Oregon DREAMers Get Licenses

PHOTO: A person fills out paperwork for Oregon license plate stickers.Oregon Department of Transportation/Flickr
A person fills out paperwork for Oregon license plate stickers.

Oregon DREAMers will be eligible for driver's licenses, the state's Driver and Motor Vehicles Division announced Wednesday.

Deferred action recipients will be able to apply for licenses, instruction permits and identification cards. The licenses will come with an expiration date that matches the expiration date on the person's employment authorization document, Form I-766. Part of the deferred action application process involves filing for a work permit.

"Applicants must meet all Oregon requirements for driving privileges and ID cards, including proof of identity, age, residence address, passage of tests, and payment of fees. DMV electronically verifies Social Security numbers and federal immigration documents," read a statement released by the DMV.

Deferred action grants some undocumented young people two-year, renewable reprieves from deportation. Those granted deferred action can also apply for work permits.

The Obama administration made clear that each state would be left to make the decision on whether to award driver's licenses.
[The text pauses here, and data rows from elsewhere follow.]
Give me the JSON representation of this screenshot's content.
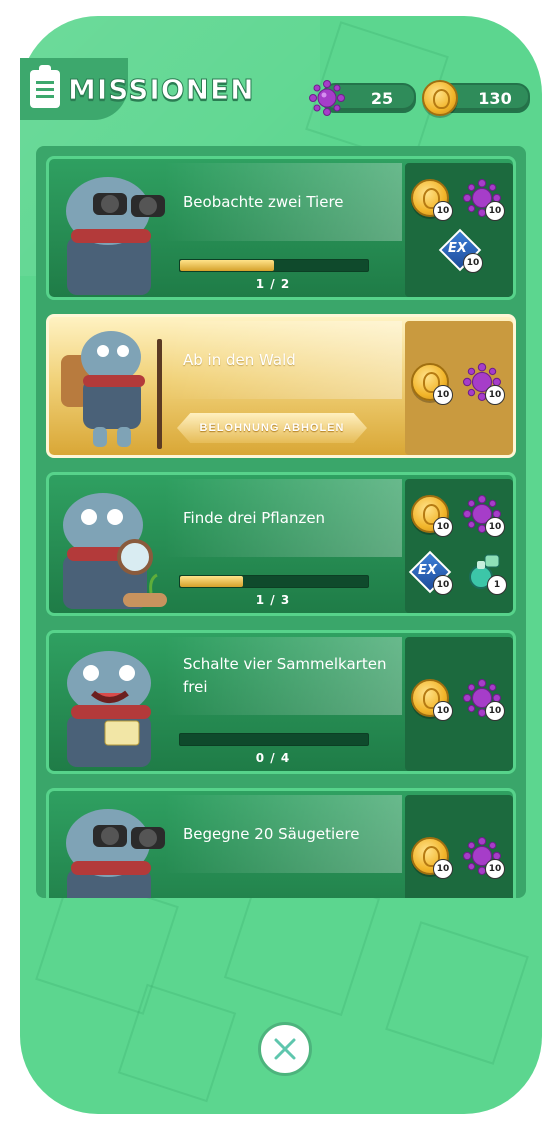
{
  "header": {
    "title": "MISSIONEN",
    "virus_count": "25",
    "coin_count": "130"
  },
  "missions": [
    {
      "title": "Beobachte zwei Tiere",
      "progress": 0.5,
      "progress_text": "1 / 2",
      "rewards": [
        {
          "type": "coin",
          "count": "10"
        },
        {
          "type": "virus",
          "count": "10"
        },
        {
          "type": "ex",
          "count": "10"
        }
      ]
    },
    {
      "title": "Ab in den Wald",
      "claim_label": "BELOHNUNG ABHOLEN",
      "rewards": [
        {
          "type": "coin",
          "count": "10"
        },
        {
          "type": "virus",
          "count": "10"
        }
      ]
    },
    {
      "title": "Finde drei Pflanzen",
      "progress": 0.333,
      "progress_text": "1 / 3",
      "rewards": [
        {
          "type": "coin",
          "count": "10"
        },
        {
          "type": "virus",
          "count": "10"
        },
        {
          "type": "ex",
          "count": "10"
        },
        {
          "type": "potion",
          "count": "1"
        }
      ]
    },
    {
      "title": "Schalte vier Sammelkarten frei",
      "progress": 0,
      "progress_text": "0 / 4",
      "rewards": [
        {
          "type": "coin",
          "count": "10"
        },
        {
          "type": "virus",
          "count": "10"
        }
      ]
    },
    {
      "title": "Begegne 20 Säugetiere",
      "rewards": [
        {
          "type": "coin",
          "count": "10"
        },
        {
          "type": "virus",
          "count": "10"
        }
      ]
    }
  ],
  "colors": {
    "panel": "#5cd68f",
    "card": "#2fa061",
    "gold": "#e6bc57",
    "virus": "#a63dc9"
  },
  "icons": {
    "header": "clipboard-icon",
    "close": "close-icon"
  }
}
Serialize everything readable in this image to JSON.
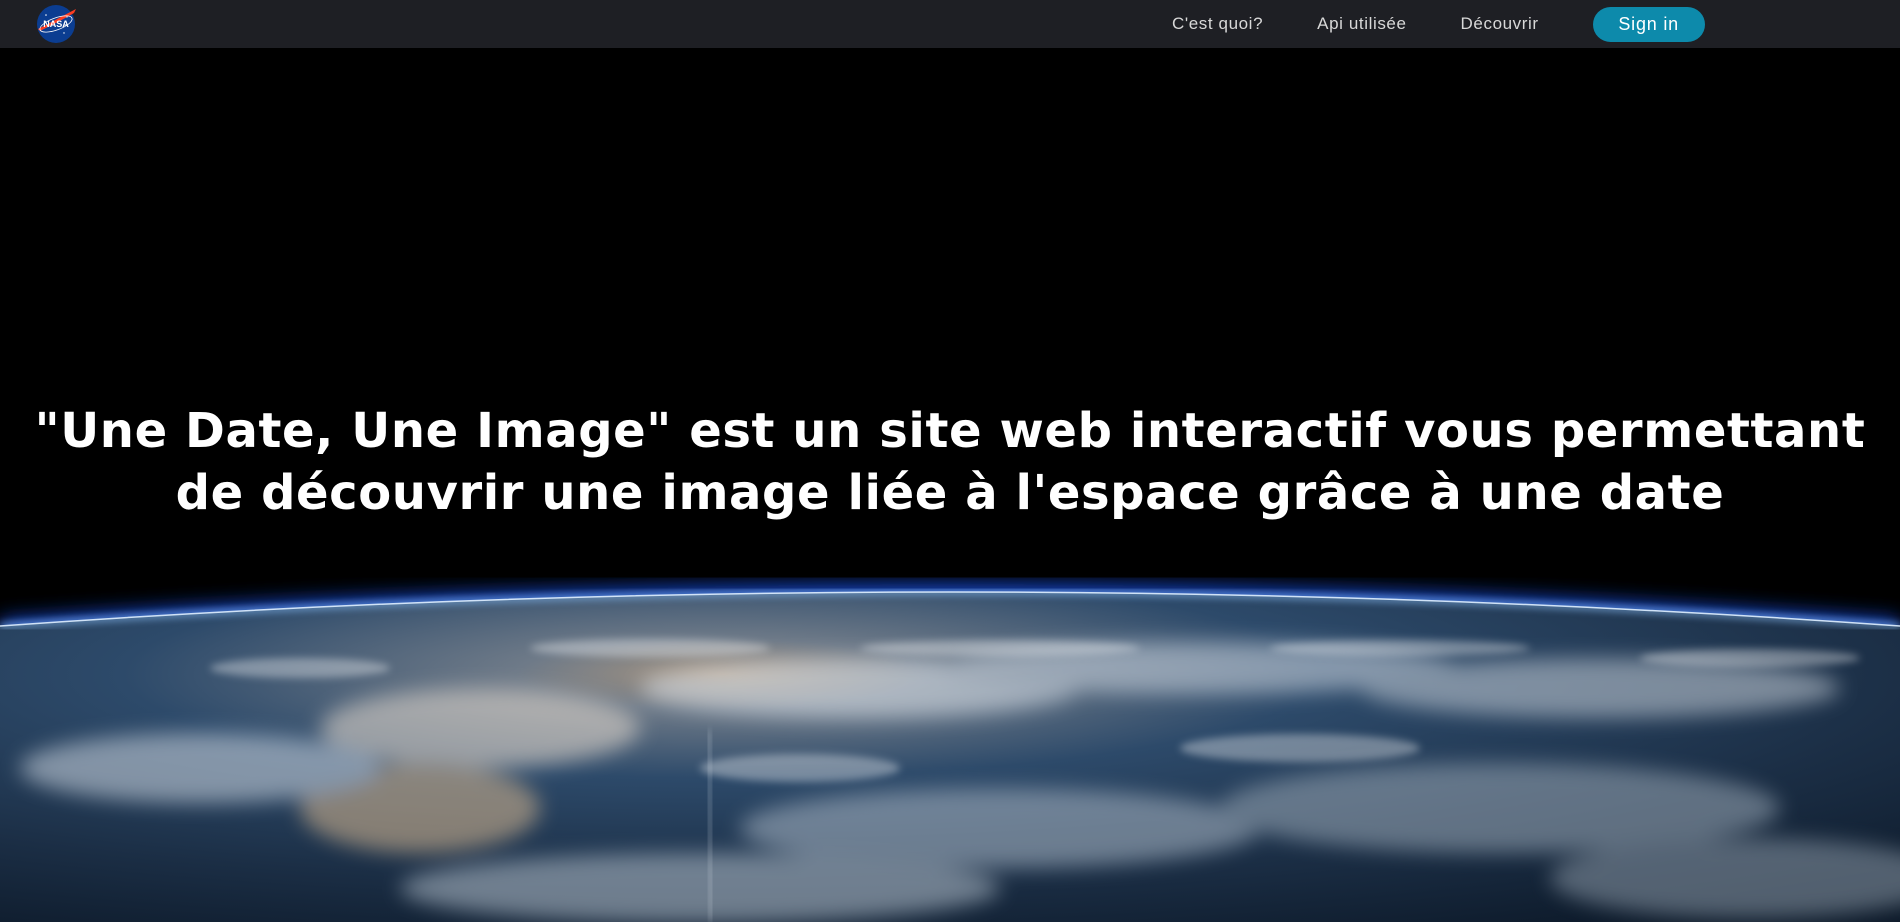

Some states, such as Iowa and Arizona, said that since the deferred action program does not grant people legal status, recipients are not eligible for licenses. Others, including California, Nevada, Florida and Connecticut, have said they will issue the licenses because the program grants people a work permit, and that is enough in those states to prove legal presence.

Oregon law requires "that a person provide proof of legal presence in the United States before DMV may issue a driver license, driver permit or ID card," the statement continued. "A person provides proof of legal presence" by submitting valid documentation under state law.

Immigrant-rights groups have filed legal challenges in several states where DREAMers have been denied licenses. They argue that it can be nearly impossible, particularly in non-urban areas, to get to work or school without the ability to drive.

Oregon deferred action recipients may begin applying on Wednesday for the licenses. The DMV statement cautions that all DMV offices will be closed for four furlough days between Friday, January 18, and Monday, January 21.